The perfect compliment to your Tom Cruise/The Color of Money costume. Not the case if you’re dressing as Christian Bale’s Patrick Bateman. Then, might I suggest Talking Heads’ “Psycho Killer?” David Byrne said he wrote the song imagining “Alice Cooper doing a Randy Newman-type ballad.” Same could be said for “Werewolves of London,” if you ask me.
10. The B-52’s – Rock Lobster
I can’t say why “Rock Lobster” ranks so high on the Halloween hit list (its throwback surf-rock about towels and fish), but I’m definitely not complaining. I do have my theories: 1) Kate Pierson’s keyboard and shrill screams are reminiscent of Bernard Herrmann’s screeching violins in Psycho; 2) the song, which trumpets “lots of trouble” in the ocean, hit the airwaves while the average, American beach-goer was still recovering from 1975’s Jaws and ‘78’s Jaws 2; and 3) like the schlocky sci-fi movies of their time, ’60s surf-rockers were early adopters of sound-distorting electronics (fuzz pedals, synthesizers). Before long, the connection between surf-rock and monsters was cemented in our collective consciousness. Two very Halloweenie works similar to “Rock Lobster” include: The Cramps’ “Zombie Dance” and 45 Grave’s “Riboflavin.”
11. Ray Parker, Jr. – Ghostbusters
This theme song was such a hit when released, it claimed Billboard’s #1 spot for three weeks and pulled in about $20 million of the film’s $238,632,124 gross (Thanks, Wikipedia). Meanwhile, DJ Jazzy Jeff & The Fresh Prince were writing an unlicensed ode to Freddy Krueger, called “A Nightmare On My Street.” That song was also a huge hit. So much of a hit, New Line Cinema sued the duo, and then offered them the starring roles in the film House Party. Or so the legend goes.
12. Screamin’ Jay Hawkins – I Put A Spell On You
Hawkins music drips with so much of the macabre, you could make a killer Halloween playlist featuring absolutely no one else. My personal favorite: “Little Demon.”
13. Michael Jackson – Thriller
Here it is: the one song that guests not only expect, but will mutiny against a DJ who doesn’t give it play. Seriously, if your choice is between “Thriller” on repeat for three hours or playing every other song on this list, play “Thriller” on repeat for three hours! As for comparable alternates, there aren’t. But consider these two comparably pervasive, comparably expensive-to-license hits: The Rolling Stones’ “Sympathy For The Devil” & The Beatles’ “Helter Skelter” (you know, thanks to Charles Manson).

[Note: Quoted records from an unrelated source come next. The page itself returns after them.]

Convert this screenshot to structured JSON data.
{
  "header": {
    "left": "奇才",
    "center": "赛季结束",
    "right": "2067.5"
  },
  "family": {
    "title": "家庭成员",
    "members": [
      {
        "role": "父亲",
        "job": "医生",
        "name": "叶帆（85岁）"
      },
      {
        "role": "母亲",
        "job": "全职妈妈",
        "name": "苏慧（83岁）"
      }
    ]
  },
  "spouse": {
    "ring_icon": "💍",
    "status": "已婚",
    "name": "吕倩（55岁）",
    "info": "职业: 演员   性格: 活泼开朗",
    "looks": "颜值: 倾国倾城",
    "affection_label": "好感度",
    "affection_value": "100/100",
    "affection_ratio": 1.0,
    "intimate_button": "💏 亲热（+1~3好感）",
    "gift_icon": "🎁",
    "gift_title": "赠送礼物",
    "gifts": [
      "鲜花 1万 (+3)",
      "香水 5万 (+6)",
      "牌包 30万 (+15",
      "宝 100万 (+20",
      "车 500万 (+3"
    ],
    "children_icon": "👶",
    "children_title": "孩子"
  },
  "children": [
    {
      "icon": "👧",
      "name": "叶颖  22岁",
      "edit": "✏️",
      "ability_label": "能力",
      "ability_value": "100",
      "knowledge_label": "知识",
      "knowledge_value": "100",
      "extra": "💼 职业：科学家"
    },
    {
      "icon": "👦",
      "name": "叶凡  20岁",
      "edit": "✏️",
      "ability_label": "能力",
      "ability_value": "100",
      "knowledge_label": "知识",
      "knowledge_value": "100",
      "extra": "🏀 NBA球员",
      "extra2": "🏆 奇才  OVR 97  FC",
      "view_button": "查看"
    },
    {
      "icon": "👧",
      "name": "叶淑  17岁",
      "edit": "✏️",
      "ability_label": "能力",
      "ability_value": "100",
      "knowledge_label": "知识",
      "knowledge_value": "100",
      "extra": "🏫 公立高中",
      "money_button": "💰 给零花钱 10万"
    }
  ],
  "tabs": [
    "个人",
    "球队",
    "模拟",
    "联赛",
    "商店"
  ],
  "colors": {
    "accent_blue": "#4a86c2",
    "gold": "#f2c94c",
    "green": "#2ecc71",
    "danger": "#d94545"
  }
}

There are two musical acts that immediately popped in my head when I started this list, yet both went unmentioned. That’s because they so exemplify the spirit of Halloween, that I’d be doing a disservice by singling out one song, or comparing their work against any of the above artists. They are Tom Waits, who is so morbid, Screamin’ Jay Hawkins covered his songs (my Halloween favorites: “Little Drop of Poison” & “Whistlin’ Past the Graveyard“), and Ryan Gosling & Zach Shields’ band, Dead Man’s Bones (“Dead Man’s Bones” & “My Body’s A Zombie For You” being my personal favorites). The Dead Man’s Bones album has become to my October what Vince Guaraldi’s A Charlie Brown Christmas is to my December.
You can find my full Halloween playlist on Spotify (user: abelcharrow), and let me know what I’m missing by dropping a comment below. For you runners out there, check out my running playlists at www.6n6challenge.com/music
Thanks, Becca, thanks, Chris, for inviting me to make this list. Happy Halloween to all, and to all a ghoulish night!
Additional reporting by Becca Gleason.